# TASK DIRECTIONS
Each entry should be repeated exactly. Its pictures should not be.

━━━━━ DATA PROVIDED ━━━━━

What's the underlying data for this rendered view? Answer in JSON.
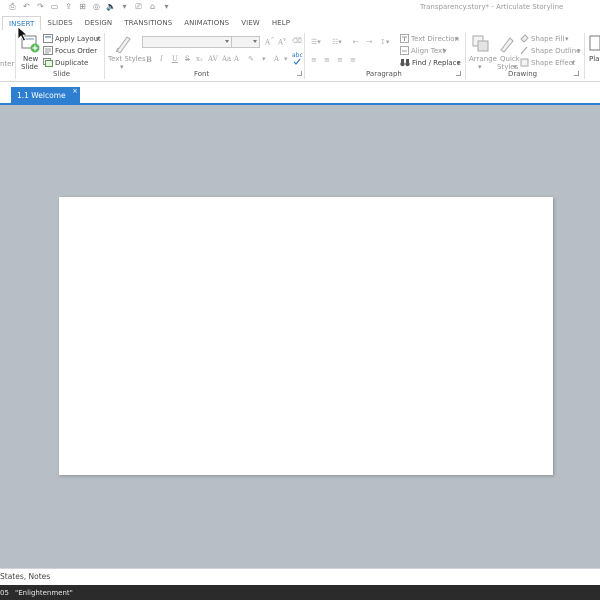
{
  "window": {
    "title": "Transparency.story* - Articulate Storyline"
  },
  "ribbon_tabs": [
    {
      "label": "INSERT",
      "active": true
    },
    {
      "label": "SLIDES",
      "active": false
    },
    {
      "label": "DESIGN",
      "active": false
    },
    {
      "label": "TRANSITIONS",
      "active": false
    },
    {
      "label": "ANIMATIONS",
      "active": false
    },
    {
      "label": "VIEW",
      "active": false
    },
    {
      "label": "HELP",
      "active": false
    }
  ],
  "ribbon": {
    "cut_off_left": "nter",
    "slide_group": {
      "new_slide_line1": "New",
      "new_slide_line2": "Slide",
      "apply_layout": "Apply Layout",
      "focus_order": "Focus Order",
      "duplicate": "Duplicate",
      "label": "Slide"
    },
    "font_group": {
      "text_styles": "Text Styles",
      "label": "Font",
      "bold": "B",
      "italic": "I",
      "underline": "U",
      "strike": "S",
      "abc": "abc"
    },
    "paragraph_group": {
      "text_direction": "Text Direction",
      "align_text": "Align Text",
      "find_replace": "Find / Replace",
      "label": "Paragraph"
    },
    "drawing_group": {
      "arrange": "Arrange",
      "quick_styles_line1": "Quick",
      "quick_styles_line2": "Styles",
      "shape_fill": "Shape Fill",
      "shape_outline": "Shape Outline",
      "shape_effect": "Shape Effect",
      "label": "Drawing"
    },
    "cut_off_right": "Pla"
  },
  "document_tab": {
    "label": "1.1 Welcome",
    "close": "×"
  },
  "bottom_panel": {
    "label": "States, Notes"
  },
  "status_bar": {
    "left": "05",
    "theme": "\"Enlightenment\""
  },
  "colors": {
    "accent": "#2f7fd0",
    "stage": "#b7bec5",
    "status_bg": "#2b2b2b"
  }
}
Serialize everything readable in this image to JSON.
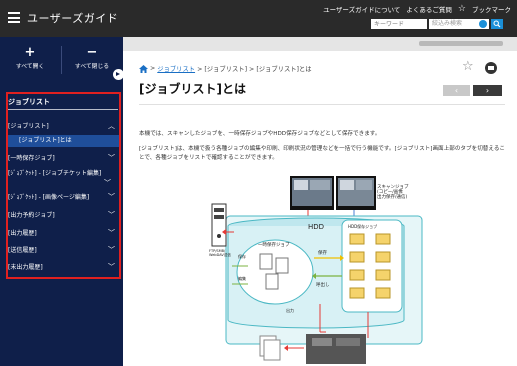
{
  "header": {
    "title": "ユーザーズガイド",
    "links": [
      "ユーザーズガイドについて",
      "よくあるご質問",
      "ブックマーク"
    ],
    "search_placeholder": "キーワード",
    "filter_label": "絞込み検索"
  },
  "sidebar": {
    "expand_all": "すべて開く",
    "collapse_all": "すべて閉じる",
    "nav_title": "ジョブリスト",
    "items": [
      "[ジョブリスト]",
      "[ジョブリスト]とは",
      "[一時保存ジョブ]",
      "[ｼﾞｮﾌﾞｹｯﾄ] - [ジョブチケット編集]",
      "[ｼﾞｮﾌﾞｹｯﾄ] - [画像ページ編集]",
      "[出力予約ジョブ]",
      "[出力履歴]",
      "[送信履歴]",
      "[未出力履歴]"
    ]
  },
  "breadcrumb": {
    "link": "ジョブリスト",
    "rest": " > [ジョブリスト] > [ジョブリスト]とは"
  },
  "page": {
    "title": "[ジョブリスト]とは",
    "prev_glyph": "‹",
    "next_glyph": "›",
    "para1": "本機では、スキャンしたジョブを、一時保存ジョブやHDD保存ジョブなどとして保存できます。",
    "para2": "[ジョブリスト]は、本機で扱う各種ジョブの編集や印刷、印刷状況の管理などを一括で行う機能です。[ジョブリスト]画面上部のタブを切替えることで、各種ジョブをリストで確認することができます。"
  },
  "diagram": {
    "hdd_label": "HDD",
    "hdd_save_job": "HDD保存ジョブ",
    "scan_job": "スキャンジョブ\n(コピー/画像\n出力保存/通信)",
    "temp_job": "一時保存ジョブ",
    "save_label": "保存",
    "recall_label": "呼出し",
    "server_label": "FTP/SMB/\nWebDAV送信",
    "output_label": "出力",
    "print_label": "印刷",
    "edit_label": "編集"
  },
  "colors": {
    "header_bg": "#2a2a2a",
    "sidebar_bg": "#0f1f4a",
    "accent_blue": "#1a8fd8",
    "nav_highlight": "#e02020",
    "diagram_teal": "#4bb8c4"
  }
}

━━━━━

# RESPONSE TO THE EXERCISE
What's the underlying data for this rendered view? Answer in JSON.
{
  "window": {
    "title": "Transparency.story* - Articulate Storyline"
  },
  "ribbon_tabs": [
    {
      "label": "INSERT",
      "active": true
    },
    {
      "label": "SLIDES",
      "active": false
    },
    {
      "label": "DESIGN",
      "active": false
    },
    {
      "label": "TRANSITIONS",
      "active": false
    },
    {
      "label": "ANIMATIONS",
      "active": false
    },
    {
      "label": "VIEW",
      "active": false
    },
    {
      "label": "HELP",
      "active": false
    }
  ],
  "ribbon": {
    "cut_off_left": "nter",
    "slide_group": {
      "new_slide_line1": "New",
      "new_slide_line2": "Slide",
      "apply_layout": "Apply Layout",
      "focus_order": "Focus Order",
      "duplicate": "Duplicate",
      "label": "Slide"
    },
    "font_group": {
      "text_styles": "Text Styles",
      "label": "Font",
      "bold": "B",
      "italic": "I",
      "underline": "U",
      "strike": "S",
      "abc": "abc"
    },
    "paragraph_group": {
      "text_direction": "Text Direction",
      "align_text": "Align Text",
      "find_replace": "Find / Replace",
      "label": "Paragraph"
    },
    "drawing_group": {
      "arrange": "Arrange",
      "quick_styles_line1": "Quick",
      "quick_styles_line2": "Styles",
      "shape_fill": "Shape Fill",
      "shape_outline": "Shape Outline",
      "shape_effect": "Shape Effect",
      "label": "Drawing"
    },
    "cut_off_right": "Pla"
  },
  "document_tab": {
    "label": "1.1 Welcome",
    "close": "×"
  },
  "bottom_panel": {
    "label": "States, Notes"
  },
  "status_bar": {
    "left": "05",
    "theme": "\"Enlightenment\""
  },
  "colors": {
    "accent": "#2f7fd0",
    "stage": "#b7bec5",
    "status_bg": "#2b2b2b"
  }
}
Serialize everything readable in this image to JSON.
{
  "header": {
    "title": "ユーザーズガイド",
    "links": [
      "ユーザーズガイドについて",
      "よくあるご質問",
      "ブックマーク"
    ],
    "search_placeholder": "キーワード",
    "filter_label": "絞込み検索"
  },
  "sidebar": {
    "expand_all": "すべて開く",
    "collapse_all": "すべて閉じる",
    "nav_title": "ジョブリスト",
    "items": [
      "[ジョブリスト]",
      "[ジョブリスト]とは",
      "[一時保存ジョブ]",
      "[ｼﾞｮﾌﾞｹｯﾄ] - [ジョブチケット編集]",
      "[ｼﾞｮﾌﾞｹｯﾄ] - [画像ページ編集]",
      "[出力予約ジョブ]",
      "[出力履歴]",
      "[送信履歴]",
      "[未出力履歴]"
    ]
  },
  "breadcrumb": {
    "link": "ジョブリスト",
    "rest": " > [ジョブリスト] > [ジョブリスト]とは"
  },
  "page": {
    "title": "[ジョブリスト]とは",
    "prev_glyph": "‹",
    "next_glyph": "›",
    "para1": "本機では、スキャンしたジョブを、一時保存ジョブやHDD保存ジョブなどとして保存できます。",
    "para2": "[ジョブリスト]は、本機で扱う各種ジョブの編集や印刷、印刷状況の管理などを一括で行う機能です。[ジョブリスト]画面上部のタブを切替えることで、各種ジョブをリストで確認することができます。"
  },
  "diagram": {
    "hdd_label": "HDD",
    "hdd_save_job": "HDD保存ジョブ",
    "scan_job": "スキャンジョブ\n(コピー/画像\n出力保存/通信)",
    "temp_job": "一時保存ジョブ",
    "save_label": "保存",
    "recall_label": "呼出し",
    "server_label": "FTP/SMB/\nWebDAV送信",
    "output_label": "出力",
    "print_label": "印刷",
    "edit_label": "編集"
  },
  "colors": {
    "header_bg": "#2a2a2a",
    "sidebar_bg": "#0f1f4a",
    "accent_blue": "#1a8fd8",
    "nav_highlight": "#e02020",
    "diagram_teal": "#4bb8c4"
  }
}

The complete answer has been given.